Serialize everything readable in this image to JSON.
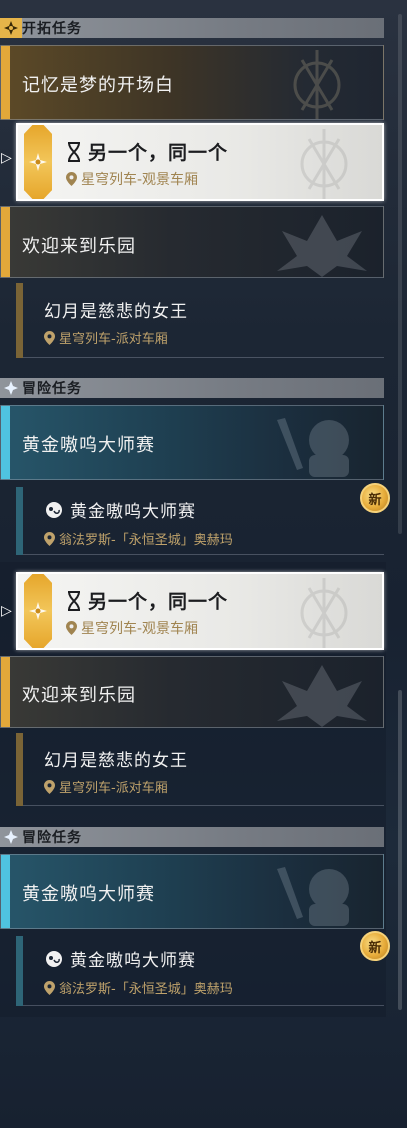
{
  "sections": {
    "main": {
      "label": "开拓任务"
    },
    "adventure": {
      "label": "冒险任务"
    }
  },
  "quests": {
    "memory": {
      "title": "记忆是梦的开场白"
    },
    "selected": {
      "title": "另一个，同一个",
      "location": "星穹列车-观景车厢"
    },
    "welcome": {
      "title": "欢迎来到乐园"
    },
    "illusion": {
      "title": "幻月是慈悲的女王",
      "location": "星穹列车-派对车厢"
    },
    "golden_group": {
      "title": "黄金嗷呜大师赛"
    },
    "golden_sub": {
      "title": "黄金嗷呜大师赛",
      "location": "翁法罗斯-「永恒圣城」奥赫玛"
    }
  },
  "badges": {
    "new": "新"
  },
  "colors": {
    "accent_gold": "#e2a83a",
    "accent_cyan": "#4fc3e0",
    "location_text": "#bfa26b",
    "selected_bg": "#f5f5f3"
  }
}
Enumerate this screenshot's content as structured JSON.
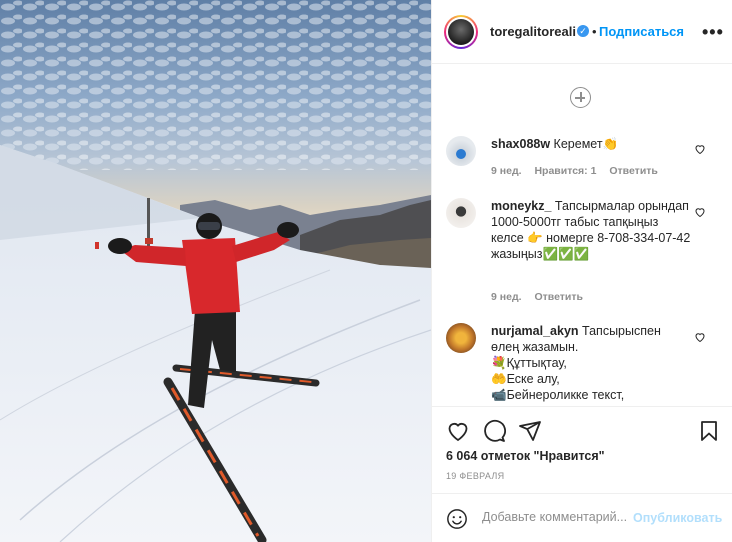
{
  "post": {
    "author": "toregalitoreali",
    "separator": "•",
    "follow_label": "Подписаться",
    "more_label": "•••"
  },
  "comments": [
    {
      "username": "shax088w",
      "text": " Керемет👏",
      "meta": [
        "9 нед.",
        "Нравится: 1",
        "Ответить"
      ]
    },
    {
      "username": "moneykz_",
      "text": " Тапсырмалар орындап 1000-5000тг табыс тапқыңыз келсе 👉 номерге 8-708-334-07-42 жазыңыз✅✅✅",
      "meta": [
        "9 нед.",
        "Ответить"
      ]
    },
    {
      "username": "nurjamal_akyn",
      "text": " Тапсырыспен өлең жазамын.",
      "lines": [
        "💐Құттықтау,",
        "🤲Еске алу,",
        "📹Бейнероликке текст,"
      ]
    }
  ],
  "stats": {
    "likes": "6 064 отметок \"Нравится\"",
    "date": "19 февраля"
  },
  "add_comment": {
    "placeholder": "Добавьте комментарий...",
    "publish_label": "Опубликовать"
  },
  "colors": {
    "accent": "#0095f6",
    "publish_disabled": "#b2dffc",
    "text": "#262626",
    "muted": "#8e8e8e",
    "jacket": "#d8282c"
  }
}
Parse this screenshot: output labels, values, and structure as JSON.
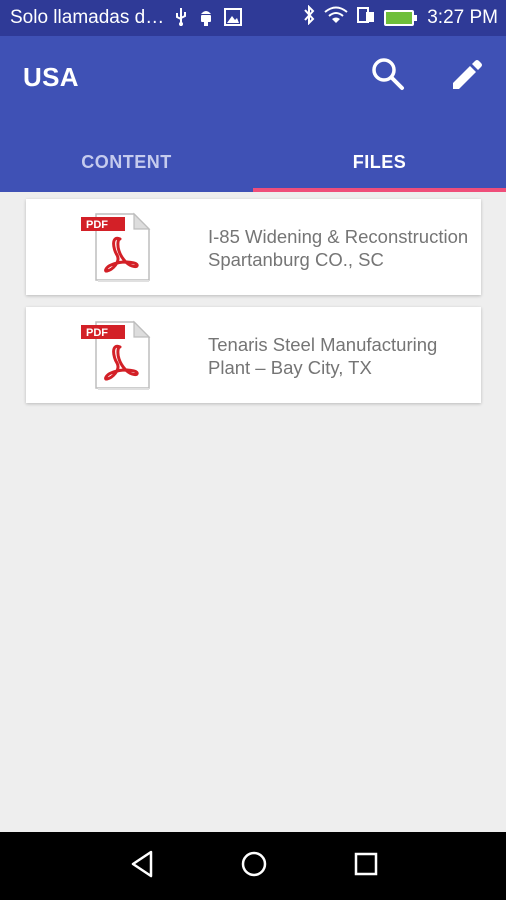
{
  "status_bar": {
    "carrier": "Solo llamadas d…",
    "time": "3:27 PM",
    "notification_icons": [
      "usb-icon",
      "android-debug-icon",
      "image-icon"
    ],
    "system_icons": [
      "bluetooth-icon",
      "wifi-icon",
      "sim-icon",
      "battery-charging-icon"
    ]
  },
  "app_bar": {
    "title": "USA",
    "actions": [
      "search-icon",
      "edit-icon"
    ]
  },
  "tabs": [
    {
      "label": "CONTENT",
      "active": false
    },
    {
      "label": "FILES",
      "active": true
    }
  ],
  "files": [
    {
      "icon": "pdf-icon",
      "name": "I-85 Widening & Reconstruction\nSpartanburg CO., SC"
    },
    {
      "icon": "pdf-icon",
      "name": "Tenaris Steel Manufacturing\nPlant – Bay City, TX"
    }
  ],
  "pdf_badge": "PDF",
  "colors": {
    "status_bar": "#2f3a97",
    "app_bar": "#3f51b5",
    "tab_indicator": "#ef4e7a",
    "background": "#eeeeee",
    "pdf_red": "#d32027"
  },
  "nav_bar": [
    "back-icon",
    "home-icon",
    "recents-icon"
  ]
}
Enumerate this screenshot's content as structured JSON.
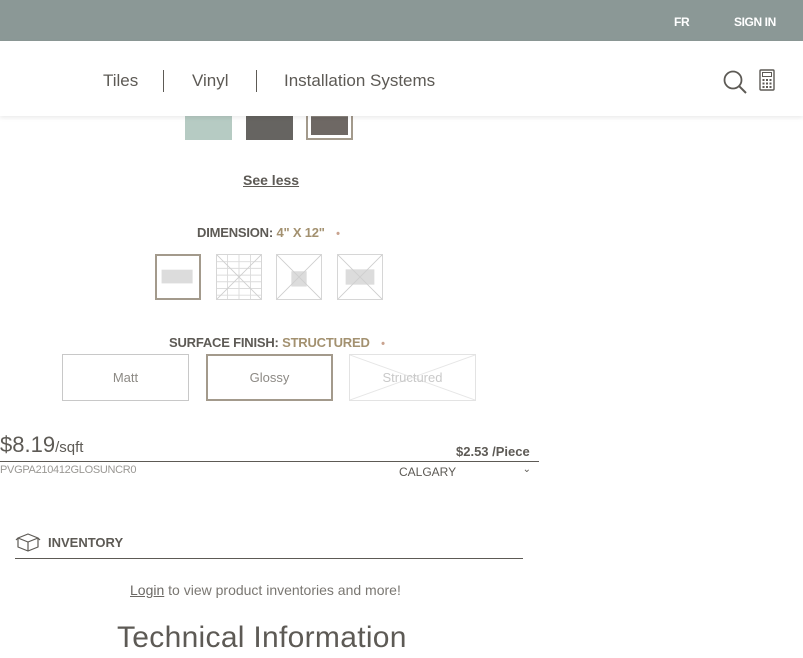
{
  "topbar": {
    "language": "FR",
    "sign_in": "SIGN IN"
  },
  "nav": {
    "items": [
      "Tiles",
      "Vinyl",
      "Installation Systems"
    ],
    "icons": [
      "search-icon",
      "calculator-icon"
    ]
  },
  "colors": {
    "swatches": [
      "#b6cbc3",
      "#666461",
      "#6e6864"
    ],
    "selected_index": 2,
    "see_less": "See less"
  },
  "dimension": {
    "label": "DIMENSION:",
    "value": "4\" X 12\"",
    "required_dot": "•",
    "selected_index": 0
  },
  "surface_finish": {
    "label": "SURFACE FINISH:",
    "value": "STRUCTURED",
    "required_dot": "•",
    "options": [
      "Matt",
      "Glossy",
      "Structured"
    ],
    "selected_index": 1,
    "unavailable_index": 2
  },
  "pricing": {
    "price": "$8.19",
    "unit": "/sqft",
    "piece_price": "$2.53 /Piece",
    "sku": "PVGPA210412GLOSUNCR0",
    "location": "CALGARY"
  },
  "inventory": {
    "label": "INVENTORY",
    "login_link": "Login",
    "login_text": " to view product inventories and more!"
  },
  "technical": {
    "title": "Technical Information"
  }
}
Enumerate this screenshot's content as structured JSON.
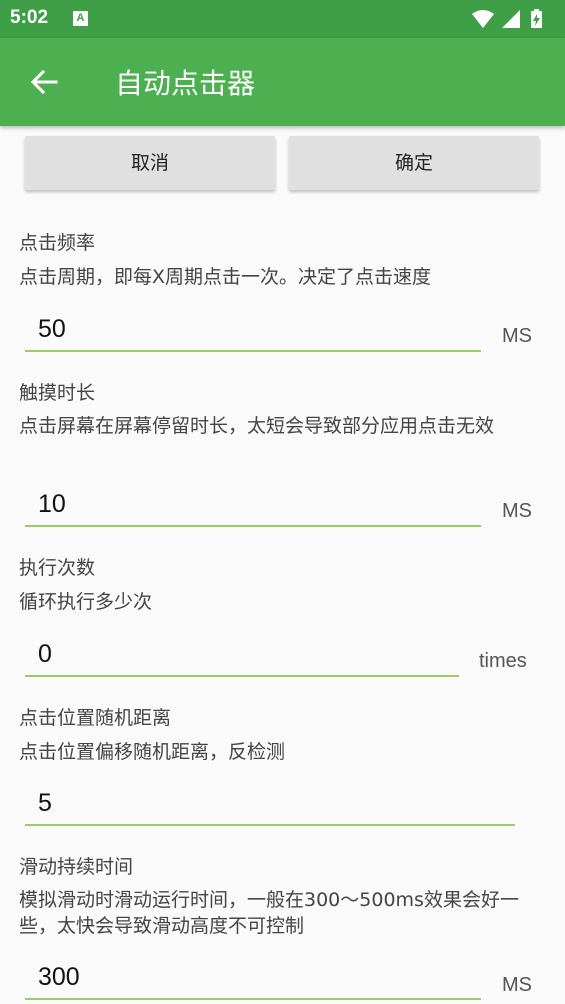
{
  "status_bar": {
    "time": "5:02",
    "notification_icon": "A",
    "icons": [
      "wifi-icon",
      "signal-icon",
      "battery-charging-icon"
    ]
  },
  "app_bar": {
    "back_icon": "arrow-left-icon",
    "title": "自动点击器"
  },
  "actions": {
    "cancel_label": "取消",
    "confirm_label": "确定"
  },
  "settings": [
    {
      "label": "点击频率",
      "description": "点击周期，即每X周期点击一次。决定了点击速度",
      "value": "50",
      "unit": "MS"
    },
    {
      "label": "触摸时长",
      "description": "点击屏幕在屏幕停留时长，太短会导致部分应用点击无效",
      "value": "10",
      "unit": "MS"
    },
    {
      "label": "执行次数",
      "description": "循环执行多少次",
      "value": "0",
      "unit": "times"
    },
    {
      "label": "点击位置随机距离",
      "description": "点击位置偏移随机距离，反检测",
      "value": "5",
      "unit": ""
    },
    {
      "label": "滑动持续时间",
      "description": "模拟滑动时滑动运行时间，一般在300～500ms效果会好一些，太快会导致滑动高度不可控制",
      "value": "300",
      "unit": "MS"
    }
  ],
  "colors": {
    "status_bar": "#3e9f46",
    "app_bar": "#4caf50",
    "field_underline": "#9ccc65",
    "background": "#fafafa"
  }
}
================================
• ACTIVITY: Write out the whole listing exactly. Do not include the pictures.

• RESPONSE FOR THIS EXERCISE:
Serialize everything readable in this image to JSON.
{
  "sections": {
    "main": {
      "label": "开拓任务"
    },
    "adventure": {
      "label": "冒险任务"
    }
  },
  "quests": {
    "memory": {
      "title": "记忆是梦的开场白"
    },
    "selected": {
      "title": "另一个，同一个",
      "location": "星穹列车-观景车厢"
    },
    "welcome": {
      "title": "欢迎来到乐园"
    },
    "illusion": {
      "title": "幻月是慈悲的女王",
      "location": "星穹列车-派对车厢"
    },
    "golden_group": {
      "title": "黄金嗷呜大师赛"
    },
    "golden_sub": {
      "title": "黄金嗷呜大师赛",
      "location": "翁法罗斯-「永恒圣城」奥赫玛"
    }
  },
  "badges": {
    "new": "新"
  },
  "colors": {
    "accent_gold": "#e2a83a",
    "accent_cyan": "#4fc3e0",
    "location_text": "#bfa26b",
    "selected_bg": "#f5f5f3"
  }
}
Enumerate this screenshot's content as structured JSON.
{
  "post": {
    "author": "toregalitoreali",
    "separator": "•",
    "follow_label": "Подписаться",
    "more_label": "•••"
  },
  "comments": [
    {
      "username": "shax088w",
      "text": " Керемет👏",
      "meta": [
        "9 нед.",
        "Нравится: 1",
        "Ответить"
      ]
    },
    {
      "username": "moneykz_",
      "text": " Тапсырмалар орындап 1000-5000тг табыс тапқыңыз келсе 👉 номерге 8-708-334-07-42 жазыңыз✅✅✅",
      "meta": [
        "9 нед.",
        "Ответить"
      ]
    },
    {
      "username": "nurjamal_akyn",
      "text": " Тапсырыспен өлең жазамын.",
      "lines": [
        "💐Құттықтау,",
        "🤲Еске алу,",
        "📹Бейнероликке текст,"
      ]
    }
  ],
  "stats": {
    "likes": "6 064 отметок \"Нравится\"",
    "date": "19 февраля"
  },
  "add_comment": {
    "placeholder": "Добавьте комментарий...",
    "publish_label": "Опубликовать"
  },
  "colors": {
    "accent": "#0095f6",
    "publish_disabled": "#b2dffc",
    "text": "#262626",
    "muted": "#8e8e8e",
    "jacket": "#d8282c"
  }
}
Parse this screenshot: output labels, values, and structure as JSON.
{
  "status_bar": {
    "carrier": "Solo llamadas d…",
    "time": "3:27 PM",
    "notification_icons": [
      "usb-icon",
      "android-debug-icon",
      "image-icon"
    ],
    "system_icons": [
      "bluetooth-icon",
      "wifi-icon",
      "sim-icon",
      "battery-charging-icon"
    ]
  },
  "app_bar": {
    "title": "USA",
    "actions": [
      "search-icon",
      "edit-icon"
    ]
  },
  "tabs": [
    {
      "label": "CONTENT",
      "active": false
    },
    {
      "label": "FILES",
      "active": true
    }
  ],
  "files": [
    {
      "icon": "pdf-icon",
      "name": "I-85 Widening & Reconstruction\nSpartanburg CO., SC"
    },
    {
      "icon": "pdf-icon",
      "name": "Tenaris Steel Manufacturing\nPlant – Bay City, TX"
    }
  ],
  "pdf_badge": "PDF",
  "colors": {
    "status_bar": "#2f3a97",
    "app_bar": "#3f51b5",
    "tab_indicator": "#ef4e7a",
    "background": "#eeeeee",
    "pdf_red": "#d32027"
  },
  "nav_bar": [
    "back-icon",
    "home-icon",
    "recents-icon"
  ]
}
Enumerate this screenshot's content as structured JSON.
{
  "topbar": {
    "language": "FR",
    "sign_in": "SIGN IN"
  },
  "nav": {
    "items": [
      "Tiles",
      "Vinyl",
      "Installation Systems"
    ],
    "icons": [
      "search-icon",
      "calculator-icon"
    ]
  },
  "colors": {
    "swatches": [
      "#b6cbc3",
      "#666461",
      "#6e6864"
    ],
    "selected_index": 2,
    "see_less": "See less"
  },
  "dimension": {
    "label": "DIMENSION:",
    "value": "4\" X 12\"",
    "required_dot": "•",
    "selected_index": 0
  },
  "surface_finish": {
    "label": "SURFACE FINISH:",
    "value": "STRUCTURED",
    "required_dot": "•",
    "options": [
      "Matt",
      "Glossy",
      "Structured"
    ],
    "selected_index": 1,
    "unavailable_index": 2
  },
  "pricing": {
    "price": "$8.19",
    "unit": "/sqft",
    "piece_price": "$2.53 /Piece",
    "sku": "PVGPA210412GLOSUNCR0",
    "location": "CALGARY"
  },
  "inventory": {
    "label": "INVENTORY",
    "login_link": "Login",
    "login_text": " to view product inventories and more!"
  },
  "technical": {
    "title": "Technical Information"
  }
}
Enumerate this screenshot's content as structured JSON.
{
  "status_bar": {
    "time": "5:02",
    "notification_icon": "A",
    "icons": [
      "wifi-icon",
      "signal-icon",
      "battery-charging-icon"
    ]
  },
  "app_bar": {
    "back_icon": "arrow-left-icon",
    "title": "自动点击器"
  },
  "actions": {
    "cancel_label": "取消",
    "confirm_label": "确定"
  },
  "settings": [
    {
      "label": "点击频率",
      "description": "点击周期，即每X周期点击一次。决定了点击速度",
      "value": "50",
      "unit": "MS"
    },
    {
      "label": "触摸时长",
      "description": "点击屏幕在屏幕停留时长，太短会导致部分应用点击无效",
      "value": "10",
      "unit": "MS"
    },
    {
      "label": "执行次数",
      "description": "循环执行多少次",
      "value": "0",
      "unit": "times"
    },
    {
      "label": "点击位置随机距离",
      "description": "点击位置偏移随机距离，反检测",
      "value": "5",
      "unit": ""
    },
    {
      "label": "滑动持续时间",
      "description": "模拟滑动时滑动运行时间，一般在300～500ms效果会好一些，太快会导致滑动高度不可控制",
      "value": "300",
      "unit": "MS"
    }
  ],
  "colors": {
    "status_bar": "#3e9f46",
    "app_bar": "#4caf50",
    "field_underline": "#9ccc65",
    "background": "#fafafa"
  }
}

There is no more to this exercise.